While menstrual cup has already made a place in the international market, it’s a totally different story in India. In India its still to be accepted and the awareness has not been on a large scale. The knowledge about menstrual cup in India still remains very very limited and a lot of it is to be blamed on the stigma of talking about “vagina” and “periods” and “period bloods” and for that matter “intimate hygiene”. And I seriously think it’s high time we get over it and accept it as a natural phenomenon, as natural as breast milk! Oh wait… that is a stigma too… you cannot talk about breast or breastmilk or breast feeding, that’s obscene!!!

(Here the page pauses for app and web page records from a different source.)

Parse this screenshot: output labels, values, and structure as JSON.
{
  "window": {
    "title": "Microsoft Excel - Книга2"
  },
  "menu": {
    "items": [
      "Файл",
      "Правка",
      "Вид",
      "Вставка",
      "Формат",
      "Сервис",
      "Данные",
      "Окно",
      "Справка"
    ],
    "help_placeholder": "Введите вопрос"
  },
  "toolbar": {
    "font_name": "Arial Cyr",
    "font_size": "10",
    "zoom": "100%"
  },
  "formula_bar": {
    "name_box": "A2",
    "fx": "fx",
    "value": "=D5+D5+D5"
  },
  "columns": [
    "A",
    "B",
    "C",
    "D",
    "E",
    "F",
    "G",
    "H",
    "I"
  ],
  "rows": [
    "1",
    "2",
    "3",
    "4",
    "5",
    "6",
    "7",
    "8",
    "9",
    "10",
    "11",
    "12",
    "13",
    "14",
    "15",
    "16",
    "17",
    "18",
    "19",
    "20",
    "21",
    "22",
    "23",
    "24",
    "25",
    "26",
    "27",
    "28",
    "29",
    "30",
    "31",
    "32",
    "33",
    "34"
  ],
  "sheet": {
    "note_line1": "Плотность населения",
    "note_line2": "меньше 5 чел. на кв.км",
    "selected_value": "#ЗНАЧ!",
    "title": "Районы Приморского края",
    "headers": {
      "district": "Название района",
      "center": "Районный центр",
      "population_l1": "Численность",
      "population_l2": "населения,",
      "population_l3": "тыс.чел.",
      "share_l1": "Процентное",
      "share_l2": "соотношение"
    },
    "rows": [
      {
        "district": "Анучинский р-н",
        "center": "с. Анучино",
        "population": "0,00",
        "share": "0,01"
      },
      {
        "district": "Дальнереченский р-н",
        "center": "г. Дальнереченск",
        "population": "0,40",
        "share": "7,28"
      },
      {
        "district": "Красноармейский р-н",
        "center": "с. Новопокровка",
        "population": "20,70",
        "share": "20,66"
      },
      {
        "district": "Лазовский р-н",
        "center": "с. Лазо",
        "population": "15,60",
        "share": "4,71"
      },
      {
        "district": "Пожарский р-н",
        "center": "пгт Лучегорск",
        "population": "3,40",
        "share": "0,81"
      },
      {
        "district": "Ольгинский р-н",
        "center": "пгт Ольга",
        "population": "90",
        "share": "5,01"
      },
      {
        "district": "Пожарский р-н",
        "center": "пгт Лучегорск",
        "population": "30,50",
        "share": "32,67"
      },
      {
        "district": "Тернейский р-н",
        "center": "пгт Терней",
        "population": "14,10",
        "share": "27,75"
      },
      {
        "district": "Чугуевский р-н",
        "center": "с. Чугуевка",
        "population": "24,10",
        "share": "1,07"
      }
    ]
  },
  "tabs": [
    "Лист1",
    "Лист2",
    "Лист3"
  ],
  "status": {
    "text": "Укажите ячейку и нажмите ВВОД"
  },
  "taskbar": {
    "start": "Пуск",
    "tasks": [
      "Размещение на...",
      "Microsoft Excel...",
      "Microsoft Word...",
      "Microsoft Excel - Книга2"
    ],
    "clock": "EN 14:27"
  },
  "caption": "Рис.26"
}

Well on a serious note… from all the reviews that I have read from ladies worldwide, I strongly feel that menstrual cup and intimate hygiene and health needs better promotion and awareness in India.Everteen is one such company in India that is working their way to improve intimate health and hygiene with their products.
How do you choose a menstrual cup size?
Most menstrual cups come in two sizes while a few brands offer three. The sizes however generally differ from anywhere between 20 – 30 ml for small and 30 – 40 ml for large. Generally, a size S works just fine for you if do not have a really large flow.
How To Wear and Remove a Menstrual Cup
Here is a step by step guide on using a menstrual cup –
- Sterilize the cup in boiling water for 3 – 5 minutes.
- Clean your hands.
- Fold the cup and insert slowly. The best way to insert the cup is while sitting on a commode and pushing it in. Once the cup is fully inside let it pop open.
- Reach and feel the cup, it should not have any noticeable folds. If you feel there are any dents then gently hold the base of the cup(*not the stem) and rotate to unfold and adjust.
- To remove – Slightly pull the stem while pushing the cup down with your abdominal muscle. Ping the cup to release the suction and slowly pull it out. It should be easy to pull out once the suction is released.
- **Avoid removing the cup by pulling the stem in the first go, it will be uncomfortable. Release the suction first to make it easy and comfortable.
- Empty the filled cup and wash thoroughly.
- Wipe it dry and reinsert.
It takes a while to get comfortable with using the cup but its just a matter of time. Trust me it’s so convenient that you will become dedicated to it gradually.
Reasons to use a Menstrual cup(Pros)
The first reason that made me want to shift to a menstrual cup was that, it is environmentally sustainable! I have been trying to reduce on my plastic consumption and pads and tampons haven’t been helping much in it. And these cups help in waste management too.
There are a lot of arguments on the different ingredients used in sanitary products. Such as fragrances for freshness and other chemicals whose residue has been found. Their effects can be harmful in the long run.
One big concern I had with pads and tampons is that it causes dryness. Even the organic ones had this problem. But as the menstrual cup only collects and not absorbs the fluid, I felt no dryness.
You don’t have to change the cup too often, which I find really convenient. While pads and tampons should not be worn more than 5 – 6 hours and cup can sustain upto 12 hours in normal flow. And by any chance if you be a little late, there is not embarrassing leak moments like you face with pads and tampons.
It saves you money! The monthly spending factor and pharmacy store trips does not stay.
Cons of using a menstrual cup
The first disadvantage of using a menstrual cup is, it can be messy while removing it. And a lot of you might have that feeling… ‘why would I want to deal with period blood like that?!’ but… it’s just your blood so I don’t think it should be a big deal, but still lets just take it as a disadvantage of using one.
The second disadvantage is finding yourself the correct fit. It’s always a good idea to research a little bit before you get your hands on it.
Though I don’t really find any other disadvantage from my side
And just in case you want to try your hands on them, here are a few links to help you get them while they are in offer –